He has obviously been far too busy writing his report to take any notice of what is going on around him, and of the almost daily stories which make the headlines telling of failures in the Welsh NHS. Perhaps he was on holiday when Labour MP Ann Clwyd announced following her investigations into the NHS in England that when it comes to the health service "Wales is behind England in every instance." Maybe he and the First Minister have been in cloud cuckoo land together?
As pointed out by the BBC
BBC Wales has also learned of Welsh government concerns over hospital performance during August.
It raised "escalated concerns" about all the health boards in Wales apart from Powys - which does not have any major hospitals - in the delivery of urgent care and delays in providing hospital treatment.
There were also issues with the performance of five of the six on access to cancer treatment. In some specific cases, the level of concern had reached the second highest level meaning there had been "continued failure and/or failure to maintain an agreed improvement trajectory".
Abertawe Bro Morgannwg Health Board and the Wales Ambulance Service had reached that level on urgent care. Cardiff and Vale Health Board was at that level on referral to treatment times, and Cwm Taf Health Board on access to cancer treatment.
The Welsh NHS is a mess, and the Welsh Labour Government has buried its collective head in the sand - along with the Chief Executive. How can we hold out any hope of solutions if they cannot even acknowledge the problems?

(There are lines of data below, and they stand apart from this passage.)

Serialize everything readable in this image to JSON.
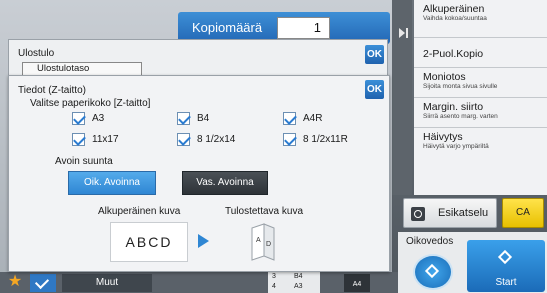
{
  "top": {
    "copies_label": "Kopiomäärä",
    "copies_value": "1"
  },
  "side_menu": [
    {
      "title": "Alkuperäinen",
      "subtitle": "Vaihda kokoa/suuntaa"
    },
    {
      "title": "2-Puol.Kopio",
      "subtitle": ""
    },
    {
      "title": "Moniotos",
      "subtitle": "Sijoita monta sivua sivulle"
    },
    {
      "title": "Margin. siirto",
      "subtitle": "Siirrä asento marg. varten"
    },
    {
      "title": "Häivytys",
      "subtitle": "Häivytä varjo ympäriltä"
    }
  ],
  "right_bottom": {
    "preview_label": "Esikatselu",
    "ca_label": "CA",
    "proof_label": "Oikovedos",
    "start_label": "Start"
  },
  "bottom_bar": {
    "other_label": "Muut",
    "tray_rows": [
      {
        "num": "3",
        "size": "B4"
      },
      {
        "num": "4",
        "size": "A3"
      }
    ],
    "paper_badge": "A4"
  },
  "output_dialog": {
    "title": "Ulostulo",
    "tab_label": "Ulostulotaso",
    "ok_label": "OK"
  },
  "fold_dialog": {
    "title": "Tiedot (Z-taitto)",
    "subtitle": "Valitse paperikoko [Z-taitto]",
    "ok_label": "OK",
    "paper_sizes": [
      "A3",
      "B4",
      "A4R",
      "11x17",
      "8 1/2x14",
      "8 1/2x11R"
    ],
    "direction_label": "Avoin suunta",
    "direction_right": "Oik. Avoinna",
    "direction_left": "Vas. Avoinna",
    "original_label": "Alkuperäinen kuva",
    "printed_label": "Tulostettava kuva",
    "sample_text": "ABCD"
  }
}
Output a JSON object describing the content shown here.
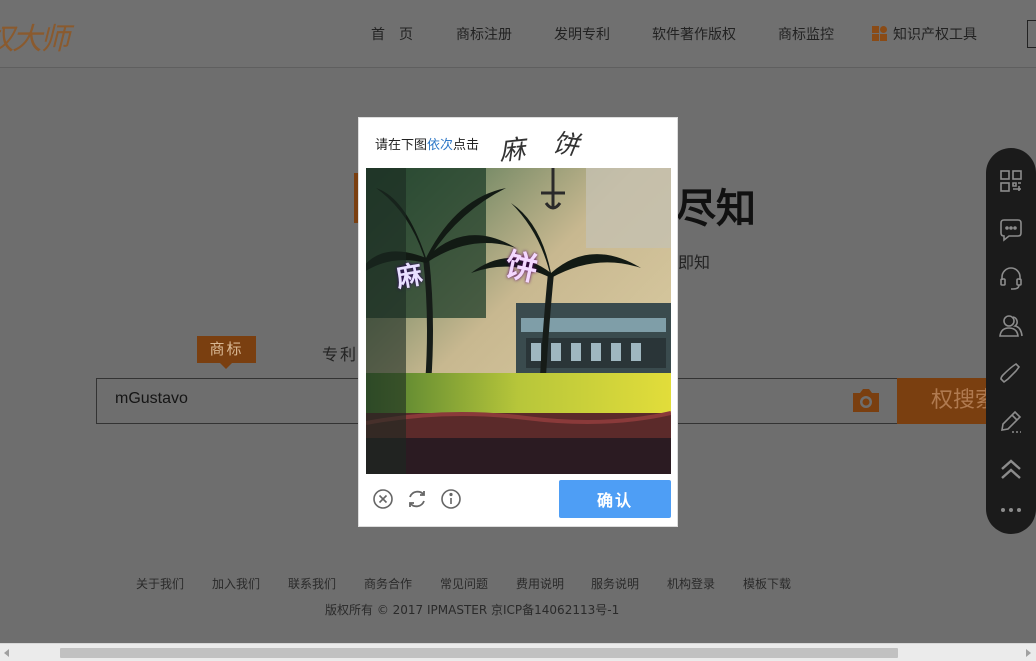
{
  "header": {
    "logo_text": "权大师",
    "nav": [
      "首　页",
      "商标注册",
      "发明专利",
      "软件著作版权",
      "商标监控",
      "知识产权工具"
    ]
  },
  "hero": {
    "title_visible": "尽知",
    "subtitle_visible": "即知"
  },
  "search": {
    "tabs": [
      "商标",
      "专利"
    ],
    "input_value": "mGustavo",
    "button_label": "权搜索",
    "camera_icon": "camera-icon"
  },
  "footer": {
    "links": [
      "关于我们",
      "加入我们",
      "联系我们",
      "商务合作",
      "常见问题",
      "费用说明",
      "服务说明",
      "机构登录",
      "模板下载"
    ],
    "copyright": "版权所有 © 2017 IPMASTER 京ICP备14062113号-1"
  },
  "sidebar": {
    "icons": [
      "qrcode-icon",
      "chat-icon",
      "headset-icon",
      "users-icon",
      "phone-icon",
      "edit-icon",
      "back-to-top-icon",
      "more-icon"
    ]
  },
  "captcha": {
    "prompt_before": "请在下图",
    "prompt_highlight": "依次",
    "prompt_after": "点击",
    "target_chars": [
      "麻",
      "饼"
    ],
    "image_labels": [
      "麻",
      "饼"
    ],
    "confirm_label": "确认",
    "controls": [
      "close-icon",
      "refresh-icon",
      "info-icon"
    ],
    "highlight_color": "#2e78c7",
    "button_color": "#4e9ef5"
  },
  "colors": {
    "brand": "#7a3f10",
    "overlay": "#6e6e6e"
  }
}
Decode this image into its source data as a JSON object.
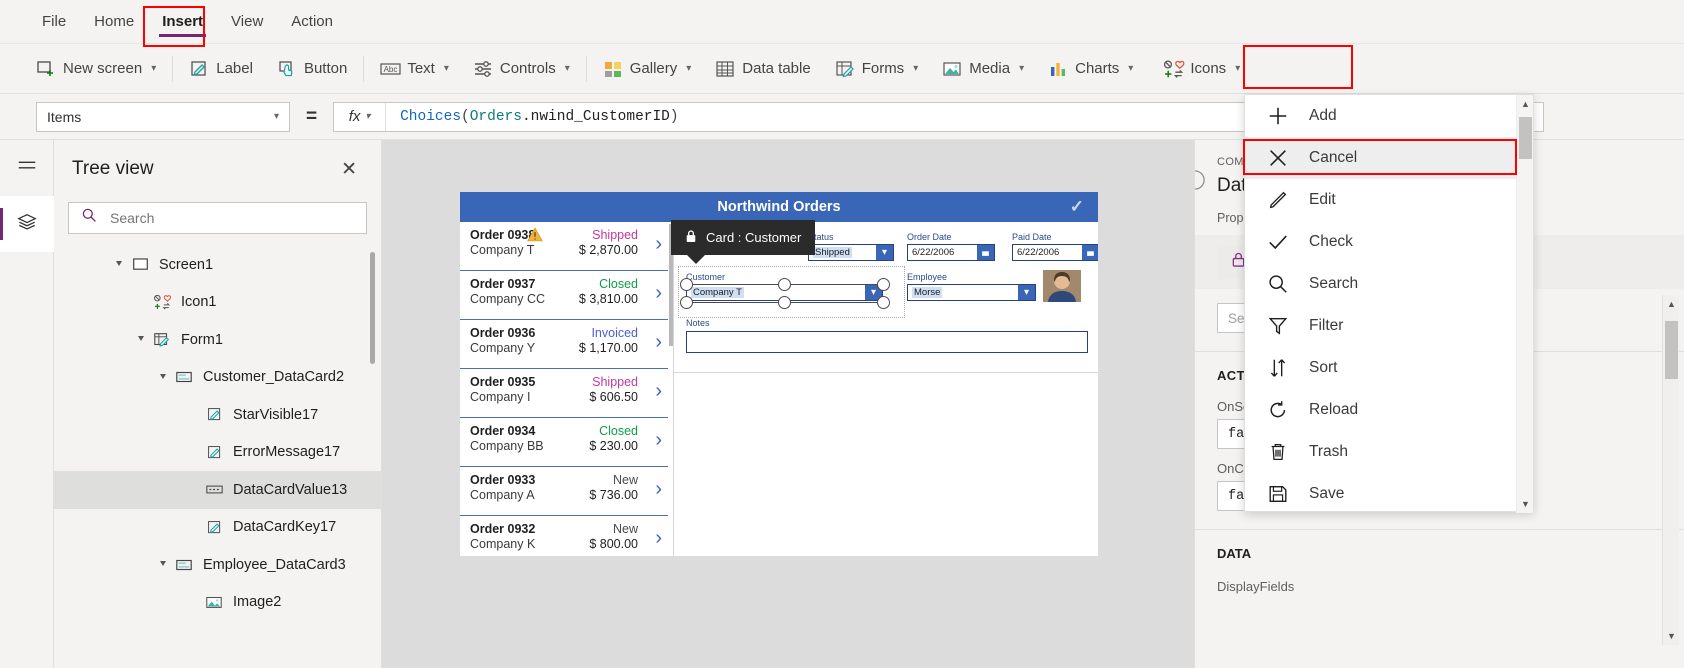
{
  "menubar": {
    "items": [
      {
        "label": "File",
        "active": false
      },
      {
        "label": "Home",
        "active": false
      },
      {
        "label": "Insert",
        "active": true
      },
      {
        "label": "View",
        "active": false
      },
      {
        "label": "Action",
        "active": false
      }
    ]
  },
  "ribbon": {
    "items": [
      {
        "label": "New screen",
        "icon": "new-screen-icon",
        "caret": true
      },
      {
        "label": "Label",
        "icon": "label-icon",
        "caret": false
      },
      {
        "label": "Button",
        "icon": "button-icon",
        "caret": false
      },
      {
        "label": "Text",
        "icon": "text-icon",
        "caret": true
      },
      {
        "label": "Controls",
        "icon": "controls-icon",
        "caret": true
      },
      {
        "label": "Gallery",
        "icon": "gallery-icon",
        "caret": true
      },
      {
        "label": "Data table",
        "icon": "data-table-icon",
        "caret": false
      },
      {
        "label": "Forms",
        "icon": "forms-icon",
        "caret": true
      },
      {
        "label": "Media",
        "icon": "media-icon",
        "caret": true
      },
      {
        "label": "Charts",
        "icon": "charts-icon",
        "caret": true
      },
      {
        "label": "Icons",
        "icon": "icons-icon",
        "caret": true
      }
    ]
  },
  "formula_bar": {
    "property_selected": "Items",
    "equals": "=",
    "fx_label": "fx",
    "formula_tokens": [
      {
        "t": "Choices",
        "c": "fn"
      },
      {
        "t": "(",
        "c": "pn"
      },
      {
        "t": "Orders",
        "c": "tbl"
      },
      {
        "t": ".",
        "c": "fld"
      },
      {
        "t": "nwind_CustomerID",
        "c": "fld"
      },
      {
        "t": ")",
        "c": "pn"
      }
    ],
    "formula_plain": "Choices(Orders.nwind_CustomerID)"
  },
  "tree_view": {
    "title": "Tree view",
    "close_label": "✕",
    "search_placeholder": "Search",
    "search_value": "",
    "nodes": [
      {
        "label": "Screen1",
        "depth": 0,
        "icon": "screen-icon",
        "twisty": "expanded",
        "selected": false
      },
      {
        "label": "Icon1",
        "depth": 1,
        "icon": "icons-icon",
        "twisty": "none",
        "selected": false
      },
      {
        "label": "Form1",
        "depth": 1,
        "icon": "form-icon",
        "twisty": "expanded",
        "selected": false
      },
      {
        "label": "Customer_DataCard2",
        "depth": 2,
        "icon": "datacard-icon",
        "twisty": "expanded",
        "selected": false
      },
      {
        "label": "StarVisible17",
        "depth": 3,
        "icon": "label-icon",
        "twisty": "none",
        "selected": false
      },
      {
        "label": "ErrorMessage17",
        "depth": 3,
        "icon": "label-icon",
        "twisty": "none",
        "selected": false
      },
      {
        "label": "DataCardValue13",
        "depth": 3,
        "icon": "combobox-icon",
        "twisty": "none",
        "selected": true
      },
      {
        "label": "DataCardKey17",
        "depth": 3,
        "icon": "label-icon",
        "twisty": "none",
        "selected": false
      },
      {
        "label": "Employee_DataCard3",
        "depth": 2,
        "icon": "datacard-icon",
        "twisty": "expanded",
        "selected": false
      },
      {
        "label": "Image2",
        "depth": 3,
        "icon": "image-icon",
        "twisty": "none",
        "selected": false
      }
    ]
  },
  "canvas": {
    "app_title": "Northwind Orders",
    "tooltip": {
      "label": "Card : Customer",
      "icon": "lock-icon"
    },
    "gallery": [
      {
        "order": "Order 0938",
        "company": "Company T",
        "status": "Shipped",
        "status_color": "#c0399f",
        "amount": "$ 2,870.00",
        "warning": true
      },
      {
        "order": "Order 0937",
        "company": "Company CC",
        "status": "Closed",
        "status_color": "#0e9c4a",
        "amount": "$ 3,810.00",
        "warning": false
      },
      {
        "order": "Order 0936",
        "company": "Company Y",
        "status": "Invoiced",
        "status_color": "#4a5fd4",
        "amount": "$ 1,170.00",
        "warning": false
      },
      {
        "order": "Order 0935",
        "company": "Company I",
        "status": "Shipped",
        "status_color": "#c0399f",
        "amount": "$ 606.50",
        "warning": false
      },
      {
        "order": "Order 0934",
        "company": "Company BB",
        "status": "Closed",
        "status_color": "#0e9c4a",
        "amount": "$ 230.00",
        "warning": false
      },
      {
        "order": "Order 0933",
        "company": "Company A",
        "status": "New",
        "status_color": "#4a4a4a",
        "amount": "$ 736.00",
        "warning": false
      },
      {
        "order": "Order 0932",
        "company": "Company K",
        "status": "New",
        "status_color": "#4a4a4a",
        "amount": "$ 800.00",
        "warning": false
      }
    ],
    "form_fields": {
      "status": {
        "label": "Status",
        "value": "Shipped"
      },
      "order_date": {
        "label": "Order Date",
        "value": "6/22/2006"
      },
      "paid_date": {
        "label": "Paid Date",
        "value": "6/22/2006"
      },
      "customer": {
        "label": "Customer",
        "value": "Company T"
      },
      "employee": {
        "label": "Employee",
        "value": "Morse"
      },
      "notes": {
        "label": "Notes",
        "value": ""
      }
    }
  },
  "icon_menu": {
    "items": [
      {
        "label": "Add",
        "icon": "plus-icon",
        "highlighted": false
      },
      {
        "label": "Cancel",
        "icon": "cancel-x-icon",
        "highlighted": true
      },
      {
        "label": "Edit",
        "icon": "pencil-icon",
        "highlighted": false
      },
      {
        "label": "Check",
        "icon": "check-icon",
        "highlighted": false
      },
      {
        "label": "Search",
        "icon": "magnifier-icon",
        "highlighted": false
      },
      {
        "label": "Filter",
        "icon": "funnel-icon",
        "highlighted": false
      },
      {
        "label": "Sort",
        "icon": "sort-arrows-icon",
        "highlighted": false
      },
      {
        "label": "Reload",
        "icon": "reload-icon",
        "highlighted": false
      },
      {
        "label": "Trash",
        "icon": "trash-icon",
        "highlighted": false
      },
      {
        "label": "Save",
        "icon": "floppy-save-icon",
        "highlighted": false
      }
    ],
    "scroll_up": "▲",
    "scroll_down": "▼"
  },
  "properties_panel": {
    "control_type": "COMBOBOX",
    "control_name": "Data",
    "properties_label": "Prope",
    "lock_icon": "lock-icon",
    "search_placeholder": "Sea",
    "sections": [
      {
        "heading": "ACTIO"
      },
      {
        "heading": "DATA"
      }
    ],
    "fields": [
      {
        "label": "OnSe",
        "value": "fal"
      },
      {
        "label": "OnCh",
        "value": "false"
      }
    ],
    "data_section_heading": "DATA",
    "data_fields": [
      {
        "label": "DisplayFields"
      }
    ],
    "scroll_up": "▲",
    "scroll_down": "▼"
  },
  "colors": {
    "accent_purple": "#742774",
    "app_blue": "#3a66b7",
    "highlight_red": "#ff0000",
    "chrome_grey": "#f4f3f2"
  }
}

The BBC report that Mr Sissling said some health boards were reacting more rapidly than others, and the Welsh government's job was to "be impatient." Be impatient? The Welsh Government's job is to sort out the problems and ensure that we have a health service that is fit for purpose. Some of us outside the Government are getting very impatient.